The handle is very natural, typical of Cressi spearguns, as well as the position of the index finger on the trigger. I try to ambush by rubbing the rocks with my arm positioned back, the inclination of the handle is natural to me and I can move forward keeping it at shoulder height. The buouancy is slightly negative, but it is so light that it does not bother, on the contrary, if I had to leave it in front of a cave it would not move. I proceed in an area of ​​large rocks with few cracks and large shelters at the base, very low and deep, which could host seabreams and gilthead seabreams. I turn it upside down and lean into the hole upside down, withdrawing the arm until I have the tip of the shaft at the side of the head ready to quickly make a shot, everything remains very natural to me, pity there were no prey to try it.
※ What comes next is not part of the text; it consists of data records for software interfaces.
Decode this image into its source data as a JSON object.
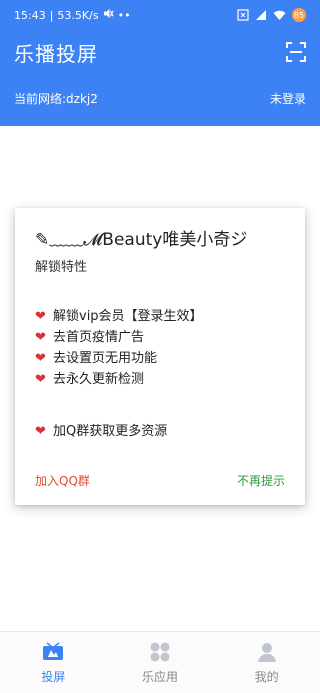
{
  "status": {
    "time": "15:43",
    "speed": "53.5K/s",
    "battery": "85",
    "battery_color": "#ff9f43"
  },
  "header": {
    "title": "乐播投屏",
    "network": "当前网络:dzkj2",
    "login": "未登录"
  },
  "dialog": {
    "title": "✎﹏﹏𝓜Beauty唯美小奇ジ",
    "subtitle": "解锁特性",
    "features": [
      "解锁vip会员【登录生效】",
      "去首页疫情广告",
      "去设置页无用功能",
      "去永久更新检测"
    ],
    "extra": "加Q群获取更多资源",
    "join_qq": "加入QQ群",
    "no_more": "不再提示"
  },
  "nav": {
    "items": [
      {
        "label": "投屏",
        "icon": "cast-icon",
        "active": true
      },
      {
        "label": "乐应用",
        "icon": "apps-grid-icon",
        "active": false
      },
      {
        "label": "我的",
        "icon": "profile-icon",
        "active": false
      }
    ]
  },
  "colors": {
    "primary": "#3d82f5",
    "heart": "#d9323c",
    "join": "#e14b2f",
    "dismiss": "#2b9a3b"
  }
}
During the spearfishing action I realize I have set the connection of the wire too short and the hook release system tends to raise the shaft by slightly bending it upwards, which I don’t like. Fortunately, I had the other 3 alligator line releases that solved my problem. At the end of the spearfishing day, I move to a point where the depth of the water does not exceed one meter, full of rocks that delimit pools with a sandy bottom. I shuffle between the channels and silently lean over one of the many pools and finally a mullet of about 500 grams arrives on which to test the shooting power. I strike the blow, but the shot is rather slow and short. If I had 16 mm elastics, I would have put the mullet without a doubt. Finally, I try to reload the Cressi Sioux in water to test any difficulties and everything is very easy, also using the crocodile line release.
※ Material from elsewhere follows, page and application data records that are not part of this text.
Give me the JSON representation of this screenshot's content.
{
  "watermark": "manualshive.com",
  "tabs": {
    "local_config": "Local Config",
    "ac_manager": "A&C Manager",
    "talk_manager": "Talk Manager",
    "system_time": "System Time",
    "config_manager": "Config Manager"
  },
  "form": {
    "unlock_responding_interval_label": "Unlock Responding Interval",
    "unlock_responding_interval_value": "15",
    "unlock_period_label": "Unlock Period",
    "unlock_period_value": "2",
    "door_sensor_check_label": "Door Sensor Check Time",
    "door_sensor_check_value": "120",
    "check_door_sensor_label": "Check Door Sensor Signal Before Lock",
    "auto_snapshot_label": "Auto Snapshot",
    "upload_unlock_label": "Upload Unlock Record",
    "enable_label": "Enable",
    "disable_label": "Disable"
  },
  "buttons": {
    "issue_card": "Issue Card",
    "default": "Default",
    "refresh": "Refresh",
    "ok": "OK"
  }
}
Conclusions

The Sioux has confirmed that it is a traditional speargun, without major innovations, but simple to use and efficient in use. Too bad for the underpowered elastics, but changing them can make the Cressi Sioux truly performant.

Massimo De Pascalis and MGMSub

Massimo De Pascalis and his wonderful dog Nero

Massimo is the tester in charge of the sling speargun sector, but thanks to his experience as a dental technician, he is extremely well prepared also on the evaluation of mouthpieces and bites.

Born in Rome, Italy, year ’62, passion for spearfishing of Massimo De Pascalis comes from his father Carlo, that introduces him to the different techniques. He dives in Circeo, Pontinian isalands, but also Greece, Corsica, Sardinia and Sicily. In Rome he obtains his degree as dental technician, and after some years opens a laboratory specialized in dental restoration and gnatological devices for the recovering of mandibular temporal disfunsions. In 1996 Massimo moves to Chieti, where relation with spearfishing changes deeply, as he has to adapt to the constantly turbid waters of the Adriatic sea costs of his area. In 2004 he decides to officialize the activity, brought forward in the previous years, of design and manufacturing of wooden spearguns, already presented on AP, founding MGMsub. Among his most famous models, the CH90, also known as Muletto.

At the base of MGMSub speargins are the high brandishing capacity, lightness and maneuverability of the handle, whose angle with the barrel, the taylor made dimensioning ofr each spearo and the not extreme anathomic design permit to release the shaft even in the complex positions.